[Task goal] Take the entries below and reproduce them word for word.

[Records provided]
-=-=-=-=-

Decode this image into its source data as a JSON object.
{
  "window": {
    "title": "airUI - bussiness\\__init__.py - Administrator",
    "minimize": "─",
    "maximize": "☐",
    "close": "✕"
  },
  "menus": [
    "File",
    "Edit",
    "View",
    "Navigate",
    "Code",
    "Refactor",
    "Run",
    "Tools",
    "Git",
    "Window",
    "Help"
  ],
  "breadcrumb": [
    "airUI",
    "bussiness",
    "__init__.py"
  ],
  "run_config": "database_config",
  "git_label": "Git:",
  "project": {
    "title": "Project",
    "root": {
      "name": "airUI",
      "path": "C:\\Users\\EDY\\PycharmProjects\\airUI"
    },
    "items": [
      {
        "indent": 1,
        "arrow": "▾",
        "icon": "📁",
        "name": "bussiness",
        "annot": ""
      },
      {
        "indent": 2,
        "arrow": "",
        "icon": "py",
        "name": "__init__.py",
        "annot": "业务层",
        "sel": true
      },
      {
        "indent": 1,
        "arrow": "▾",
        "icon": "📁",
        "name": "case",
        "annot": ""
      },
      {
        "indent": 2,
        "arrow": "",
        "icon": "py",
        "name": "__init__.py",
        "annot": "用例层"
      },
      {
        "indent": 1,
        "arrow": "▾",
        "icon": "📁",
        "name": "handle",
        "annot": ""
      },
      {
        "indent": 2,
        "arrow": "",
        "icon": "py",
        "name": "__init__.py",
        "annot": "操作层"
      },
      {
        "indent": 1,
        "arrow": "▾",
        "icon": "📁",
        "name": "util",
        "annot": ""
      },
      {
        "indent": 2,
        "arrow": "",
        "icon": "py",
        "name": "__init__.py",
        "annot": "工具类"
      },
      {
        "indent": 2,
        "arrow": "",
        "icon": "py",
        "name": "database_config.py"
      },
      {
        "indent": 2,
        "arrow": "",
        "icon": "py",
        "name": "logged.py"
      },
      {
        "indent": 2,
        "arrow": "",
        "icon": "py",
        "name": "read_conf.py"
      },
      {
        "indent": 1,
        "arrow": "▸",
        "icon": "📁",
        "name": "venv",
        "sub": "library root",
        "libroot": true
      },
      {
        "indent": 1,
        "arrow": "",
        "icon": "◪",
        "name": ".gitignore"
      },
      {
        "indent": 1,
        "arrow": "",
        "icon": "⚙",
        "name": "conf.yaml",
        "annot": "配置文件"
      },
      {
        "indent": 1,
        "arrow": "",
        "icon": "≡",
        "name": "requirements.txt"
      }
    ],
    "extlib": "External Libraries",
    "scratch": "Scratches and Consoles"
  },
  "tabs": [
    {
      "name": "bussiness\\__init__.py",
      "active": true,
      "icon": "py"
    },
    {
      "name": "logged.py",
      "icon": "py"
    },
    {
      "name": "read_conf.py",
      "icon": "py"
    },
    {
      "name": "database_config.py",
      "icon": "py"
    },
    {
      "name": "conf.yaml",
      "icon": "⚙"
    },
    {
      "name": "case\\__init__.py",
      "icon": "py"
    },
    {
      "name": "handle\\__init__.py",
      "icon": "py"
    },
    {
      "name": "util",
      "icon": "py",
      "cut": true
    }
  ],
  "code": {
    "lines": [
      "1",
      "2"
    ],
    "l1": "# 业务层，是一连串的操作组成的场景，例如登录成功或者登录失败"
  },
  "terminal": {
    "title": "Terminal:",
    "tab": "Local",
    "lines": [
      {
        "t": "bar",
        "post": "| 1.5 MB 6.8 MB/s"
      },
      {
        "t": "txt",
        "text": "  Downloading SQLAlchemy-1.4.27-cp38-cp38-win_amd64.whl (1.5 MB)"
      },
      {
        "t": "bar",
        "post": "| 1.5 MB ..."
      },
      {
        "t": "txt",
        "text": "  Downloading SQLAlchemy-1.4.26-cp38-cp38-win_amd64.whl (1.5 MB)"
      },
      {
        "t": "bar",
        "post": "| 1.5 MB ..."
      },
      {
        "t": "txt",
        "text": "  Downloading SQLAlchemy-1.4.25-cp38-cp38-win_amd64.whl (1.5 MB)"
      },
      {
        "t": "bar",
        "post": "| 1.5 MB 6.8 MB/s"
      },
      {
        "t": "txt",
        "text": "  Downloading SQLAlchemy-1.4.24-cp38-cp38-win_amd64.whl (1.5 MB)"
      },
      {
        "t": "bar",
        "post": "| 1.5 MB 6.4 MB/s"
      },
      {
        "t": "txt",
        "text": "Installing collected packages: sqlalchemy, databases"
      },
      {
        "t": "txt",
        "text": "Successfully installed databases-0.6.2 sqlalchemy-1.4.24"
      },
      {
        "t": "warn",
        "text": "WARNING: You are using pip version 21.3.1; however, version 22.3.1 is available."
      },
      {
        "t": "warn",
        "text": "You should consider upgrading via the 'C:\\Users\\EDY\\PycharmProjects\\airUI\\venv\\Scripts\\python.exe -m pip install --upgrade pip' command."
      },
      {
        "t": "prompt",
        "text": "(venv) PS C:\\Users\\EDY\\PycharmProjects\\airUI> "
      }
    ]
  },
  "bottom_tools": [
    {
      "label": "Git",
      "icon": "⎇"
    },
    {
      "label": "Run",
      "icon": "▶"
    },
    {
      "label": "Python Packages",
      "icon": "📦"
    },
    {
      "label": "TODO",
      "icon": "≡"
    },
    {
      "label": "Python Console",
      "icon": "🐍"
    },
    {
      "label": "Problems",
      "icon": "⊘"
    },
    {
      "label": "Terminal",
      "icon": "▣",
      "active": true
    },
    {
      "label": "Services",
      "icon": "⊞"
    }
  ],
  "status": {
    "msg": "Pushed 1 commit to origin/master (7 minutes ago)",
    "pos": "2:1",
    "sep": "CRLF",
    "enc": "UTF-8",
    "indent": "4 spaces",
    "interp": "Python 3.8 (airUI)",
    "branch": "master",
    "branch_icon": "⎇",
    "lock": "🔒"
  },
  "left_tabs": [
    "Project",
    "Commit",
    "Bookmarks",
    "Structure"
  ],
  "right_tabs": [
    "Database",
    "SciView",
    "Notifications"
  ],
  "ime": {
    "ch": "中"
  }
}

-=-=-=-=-

[Problem solution]
Decode this image into its source data as a JSON object.
{
  "window": {
    "title": "airUI - bussiness\\__init__.py - Administrator",
    "minimize": "─",
    "maximize": "☐",
    "close": "✕"
  },
  "menus": [
    "File",
    "Edit",
    "View",
    "Navigate",
    "Code",
    "Refactor",
    "Run",
    "Tools",
    "Git",
    "Window",
    "Help"
  ],
  "breadcrumb": [
    "airUI",
    "bussiness",
    "__init__.py"
  ],
  "run_config": "database_config",
  "git_label": "Git:",
  "project": {
    "title": "Project",
    "root": {
      "name": "airUI",
      "path": "C:\\Users\\EDY\\PycharmProjects\\airUI"
    },
    "items": [
      {
        "indent": 1,
        "arrow": "▾",
        "icon": "📁",
        "name": "bussiness",
        "annot": ""
      },
      {
        "indent": 2,
        "arrow": "",
        "icon": "py",
        "name": "__init__.py",
        "annot": "业务层",
        "sel": true
      },
      {
        "indent": 1,
        "arrow": "▾",
        "icon": "📁",
        "name": "case",
        "annot": ""
      },
      {
        "indent": 2,
        "arrow": "",
        "icon": "py",
        "name": "__init__.py",
        "annot": "用例层"
      },
      {
        "indent": 1,
        "arrow": "▾",
        "icon": "📁",
        "name": "handle",
        "annot": ""
      },
      {
        "indent": 2,
        "arrow": "",
        "icon": "py",
        "name": "__init__.py",
        "annot": "操作层"
      },
      {
        "indent": 1,
        "arrow": "▾",
        "icon": "📁",
        "name": "util",
        "annot": ""
      },
      {
        "indent": 2,
        "arrow": "",
        "icon": "py",
        "name": "__init__.py",
        "annot": "工具类"
      },
      {
        "indent": 2,
        "arrow": "",
        "icon": "py",
        "name": "database_config.py"
      },
      {
        "indent": 2,
        "arrow": "",
        "icon": "py",
        "name": "logged.py"
      },
      {
        "indent": 2,
        "arrow": "",
        "icon": "py",
        "name": "read_conf.py"
      },
      {
        "indent": 1,
        "arrow": "▸",
        "icon": "📁",
        "name": "venv",
        "sub": "library root",
        "libroot": true
      },
      {
        "indent": 1,
        "arrow": "",
        "icon": "◪",
        "name": ".gitignore"
      },
      {
        "indent": 1,
        "arrow": "",
        "icon": "⚙",
        "name": "conf.yaml",
        "annot": "配置文件"
      },
      {
        "indent": 1,
        "arrow": "",
        "icon": "≡",
        "name": "requirements.txt"
      }
    ],
    "extlib": "External Libraries",
    "scratch": "Scratches and Consoles"
  },
  "tabs": [
    {
      "name": "bussiness\\__init__.py",
      "active": true,
      "icon": "py"
    },
    {
      "name": "logged.py",
      "icon": "py"
    },
    {
      "name": "read_conf.py",
      "icon": "py"
    },
    {
      "name": "database_config.py",
      "icon": "py"
    },
    {
      "name": "conf.yaml",
      "icon": "⚙"
    },
    {
      "name": "case\\__init__.py",
      "icon": "py"
    },
    {
      "name": "handle\\__init__.py",
      "icon": "py"
    },
    {
      "name": "util",
      "icon": "py",
      "cut": true
    }
  ],
  "code": {
    "lines": [
      "1",
      "2"
    ],
    "l1": "# 业务层，是一连串的操作组成的场景，例如登录成功或者登录失败"
  },
  "terminal": {
    "title": "Terminal:",
    "tab": "Local",
    "lines": [
      {
        "t": "bar",
        "post": "| 1.5 MB 6.8 MB/s"
      },
      {
        "t": "txt",
        "text": "  Downloading SQLAlchemy-1.4.27-cp38-cp38-win_amd64.whl (1.5 MB)"
      },
      {
        "t": "bar",
        "post": "| 1.5 MB ..."
      },
      {
        "t": "txt",
        "text": "  Downloading SQLAlchemy-1.4.26-cp38-cp38-win_amd64.whl (1.5 MB)"
      },
      {
        "t": "bar",
        "post": "| 1.5 MB ..."
      },
      {
        "t": "txt",
        "text": "  Downloading SQLAlchemy-1.4.25-cp38-cp38-win_amd64.whl (1.5 MB)"
      },
      {
        "t": "bar",
        "post": "| 1.5 MB 6.8 MB/s"
      },
      {
        "t": "txt",
        "text": "  Downloading SQLAlchemy-1.4.24-cp38-cp38-win_amd64.whl (1.5 MB)"
      },
      {
        "t": "bar",
        "post": "| 1.5 MB 6.4 MB/s"
      },
      {
        "t": "txt",
        "text": "Installing collected packages: sqlalchemy, databases"
      },
      {
        "t": "txt",
        "text": "Successfully installed databases-0.6.2 sqlalchemy-1.4.24"
      },
      {
        "t": "warn",
        "text": "WARNING: You are using pip version 21.3.1; however, version 22.3.1 is available."
      },
      {
        "t": "warn",
        "text": "You should consider upgrading via the 'C:\\Users\\EDY\\PycharmProjects\\airUI\\venv\\Scripts\\python.exe -m pip install --upgrade pip' command."
      },
      {
        "t": "prompt",
        "text": "(venv) PS C:\\Users\\EDY\\PycharmProjects\\airUI> "
      }
    ]
  },
  "bottom_tools": [
    {
      "label": "Git",
      "icon": "⎇"
    },
    {
      "label": "Run",
      "icon": "▶"
    },
    {
      "label": "Python Packages",
      "icon": "📦"
    },
    {
      "label": "TODO",
      "icon": "≡"
    },
    {
      "label": "Python Console",
      "icon": "🐍"
    },
    {
      "label": "Problems",
      "icon": "⊘"
    },
    {
      "label": "Terminal",
      "icon": "▣",
      "active": true
    },
    {
      "label": "Services",
      "icon": "⊞"
    }
  ],
  "status": {
    "msg": "Pushed 1 commit to origin/master (7 minutes ago)",
    "pos": "2:1",
    "sep": "CRLF",
    "enc": "UTF-8",
    "indent": "4 spaces",
    "interp": "Python 3.8 (airUI)",
    "branch": "master",
    "branch_icon": "⎇",
    "lock": "🔒"
  },
  "left_tabs": [
    "Project",
    "Commit",
    "Bookmarks",
    "Structure"
  ],
  "right_tabs": [
    "Database",
    "SciView",
    "Notifications"
  ],
  "ime": {
    "ch": "中"
  }
}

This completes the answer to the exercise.